- **What is required**
Across all the lines of the following material, count those that include the word "записи" and give only the result.

- **Available data**
============

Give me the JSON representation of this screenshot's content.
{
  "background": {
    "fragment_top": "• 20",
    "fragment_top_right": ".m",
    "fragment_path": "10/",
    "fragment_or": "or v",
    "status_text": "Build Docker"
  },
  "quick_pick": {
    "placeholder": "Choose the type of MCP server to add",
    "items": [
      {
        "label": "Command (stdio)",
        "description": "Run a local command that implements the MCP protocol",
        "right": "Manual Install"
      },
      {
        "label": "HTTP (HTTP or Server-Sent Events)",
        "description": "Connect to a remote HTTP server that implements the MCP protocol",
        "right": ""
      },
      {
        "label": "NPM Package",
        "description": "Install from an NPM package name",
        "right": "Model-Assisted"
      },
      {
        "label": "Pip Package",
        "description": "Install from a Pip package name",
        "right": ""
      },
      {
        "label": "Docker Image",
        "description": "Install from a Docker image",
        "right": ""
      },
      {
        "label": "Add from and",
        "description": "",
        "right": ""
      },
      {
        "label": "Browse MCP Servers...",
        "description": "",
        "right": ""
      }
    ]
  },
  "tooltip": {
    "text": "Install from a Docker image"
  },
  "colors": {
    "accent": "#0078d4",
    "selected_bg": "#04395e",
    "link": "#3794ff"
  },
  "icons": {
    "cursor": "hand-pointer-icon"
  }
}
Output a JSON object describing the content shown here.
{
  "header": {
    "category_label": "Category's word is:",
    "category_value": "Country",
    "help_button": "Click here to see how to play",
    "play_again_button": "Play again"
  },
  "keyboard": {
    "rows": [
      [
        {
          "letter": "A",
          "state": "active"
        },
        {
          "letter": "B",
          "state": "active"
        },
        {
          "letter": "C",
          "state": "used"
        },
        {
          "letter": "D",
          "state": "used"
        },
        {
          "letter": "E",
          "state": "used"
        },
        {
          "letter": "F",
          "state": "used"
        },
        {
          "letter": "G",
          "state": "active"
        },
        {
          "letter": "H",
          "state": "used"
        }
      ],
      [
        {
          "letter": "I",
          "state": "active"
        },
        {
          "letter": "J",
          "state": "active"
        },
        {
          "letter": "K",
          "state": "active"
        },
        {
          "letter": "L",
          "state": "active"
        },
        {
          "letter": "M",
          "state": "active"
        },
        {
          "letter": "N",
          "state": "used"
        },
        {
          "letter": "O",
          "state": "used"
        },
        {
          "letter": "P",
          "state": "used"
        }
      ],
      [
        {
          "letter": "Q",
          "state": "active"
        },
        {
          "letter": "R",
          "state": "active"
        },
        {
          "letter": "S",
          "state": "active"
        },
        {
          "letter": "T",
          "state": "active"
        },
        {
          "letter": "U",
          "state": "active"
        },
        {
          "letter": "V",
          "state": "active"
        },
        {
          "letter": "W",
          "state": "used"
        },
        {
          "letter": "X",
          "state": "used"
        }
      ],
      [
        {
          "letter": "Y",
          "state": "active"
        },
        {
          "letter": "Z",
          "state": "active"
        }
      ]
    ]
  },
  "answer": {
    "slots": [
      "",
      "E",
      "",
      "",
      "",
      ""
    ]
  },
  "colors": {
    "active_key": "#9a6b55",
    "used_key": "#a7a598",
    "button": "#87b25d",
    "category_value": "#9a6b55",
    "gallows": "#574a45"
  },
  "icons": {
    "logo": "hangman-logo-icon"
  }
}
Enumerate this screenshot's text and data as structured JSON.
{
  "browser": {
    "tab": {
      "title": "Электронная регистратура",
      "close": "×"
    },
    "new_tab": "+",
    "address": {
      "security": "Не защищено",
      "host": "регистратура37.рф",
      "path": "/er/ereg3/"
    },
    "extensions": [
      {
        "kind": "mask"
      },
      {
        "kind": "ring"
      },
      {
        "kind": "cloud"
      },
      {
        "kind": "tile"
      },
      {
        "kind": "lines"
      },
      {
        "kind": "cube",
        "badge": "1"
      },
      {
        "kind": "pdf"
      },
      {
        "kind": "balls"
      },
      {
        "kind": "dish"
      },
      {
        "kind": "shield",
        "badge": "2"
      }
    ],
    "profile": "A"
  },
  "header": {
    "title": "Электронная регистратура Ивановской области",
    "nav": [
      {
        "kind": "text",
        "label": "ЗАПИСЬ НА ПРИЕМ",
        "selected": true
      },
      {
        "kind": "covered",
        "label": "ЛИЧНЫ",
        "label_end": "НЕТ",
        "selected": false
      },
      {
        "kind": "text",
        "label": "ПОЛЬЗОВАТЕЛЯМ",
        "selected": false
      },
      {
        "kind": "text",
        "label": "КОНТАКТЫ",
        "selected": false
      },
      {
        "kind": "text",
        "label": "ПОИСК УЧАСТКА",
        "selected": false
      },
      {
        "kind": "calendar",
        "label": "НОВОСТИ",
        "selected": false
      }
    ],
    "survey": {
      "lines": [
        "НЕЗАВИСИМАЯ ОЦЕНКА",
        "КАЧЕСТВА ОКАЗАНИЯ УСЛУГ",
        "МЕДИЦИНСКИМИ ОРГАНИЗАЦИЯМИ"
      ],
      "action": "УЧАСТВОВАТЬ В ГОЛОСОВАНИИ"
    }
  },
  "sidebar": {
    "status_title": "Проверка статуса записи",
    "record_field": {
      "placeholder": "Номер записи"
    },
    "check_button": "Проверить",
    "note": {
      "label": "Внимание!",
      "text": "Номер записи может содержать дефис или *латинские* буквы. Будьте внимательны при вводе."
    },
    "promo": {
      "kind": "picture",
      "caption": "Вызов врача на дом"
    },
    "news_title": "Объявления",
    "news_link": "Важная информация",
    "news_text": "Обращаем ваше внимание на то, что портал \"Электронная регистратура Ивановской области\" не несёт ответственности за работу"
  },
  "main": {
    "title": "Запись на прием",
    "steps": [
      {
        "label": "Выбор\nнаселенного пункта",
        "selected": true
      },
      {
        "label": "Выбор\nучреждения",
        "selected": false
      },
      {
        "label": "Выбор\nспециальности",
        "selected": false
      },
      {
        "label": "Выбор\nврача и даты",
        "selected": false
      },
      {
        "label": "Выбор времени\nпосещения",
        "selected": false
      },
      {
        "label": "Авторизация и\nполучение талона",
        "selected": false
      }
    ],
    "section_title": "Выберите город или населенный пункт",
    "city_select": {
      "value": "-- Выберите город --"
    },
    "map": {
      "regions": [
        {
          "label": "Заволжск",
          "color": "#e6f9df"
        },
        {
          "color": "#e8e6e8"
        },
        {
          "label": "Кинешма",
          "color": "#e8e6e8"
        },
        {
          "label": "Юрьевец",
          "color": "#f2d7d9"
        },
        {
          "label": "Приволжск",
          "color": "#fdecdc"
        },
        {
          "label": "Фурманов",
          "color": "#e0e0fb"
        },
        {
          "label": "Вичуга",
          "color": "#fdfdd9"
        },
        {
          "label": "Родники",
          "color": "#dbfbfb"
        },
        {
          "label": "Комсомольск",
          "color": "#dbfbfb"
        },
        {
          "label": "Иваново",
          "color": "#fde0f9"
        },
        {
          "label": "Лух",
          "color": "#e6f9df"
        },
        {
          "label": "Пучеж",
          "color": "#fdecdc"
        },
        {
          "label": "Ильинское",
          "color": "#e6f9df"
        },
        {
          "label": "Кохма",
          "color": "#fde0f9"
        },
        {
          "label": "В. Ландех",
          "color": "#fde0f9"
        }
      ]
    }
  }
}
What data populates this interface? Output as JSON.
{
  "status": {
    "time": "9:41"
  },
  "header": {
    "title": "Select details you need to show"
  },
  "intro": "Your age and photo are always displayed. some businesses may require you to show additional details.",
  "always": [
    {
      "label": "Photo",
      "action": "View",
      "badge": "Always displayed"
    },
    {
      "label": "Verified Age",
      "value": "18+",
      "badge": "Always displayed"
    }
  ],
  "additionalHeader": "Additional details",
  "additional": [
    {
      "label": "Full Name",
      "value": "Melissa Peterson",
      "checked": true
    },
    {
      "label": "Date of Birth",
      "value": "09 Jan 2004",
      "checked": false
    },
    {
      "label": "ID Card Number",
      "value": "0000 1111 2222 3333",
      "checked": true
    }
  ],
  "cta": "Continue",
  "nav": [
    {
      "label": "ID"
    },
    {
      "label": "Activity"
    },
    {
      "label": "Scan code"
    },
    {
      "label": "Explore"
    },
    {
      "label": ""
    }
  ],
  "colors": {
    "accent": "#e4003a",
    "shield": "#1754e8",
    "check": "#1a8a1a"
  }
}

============

- **Reply**
3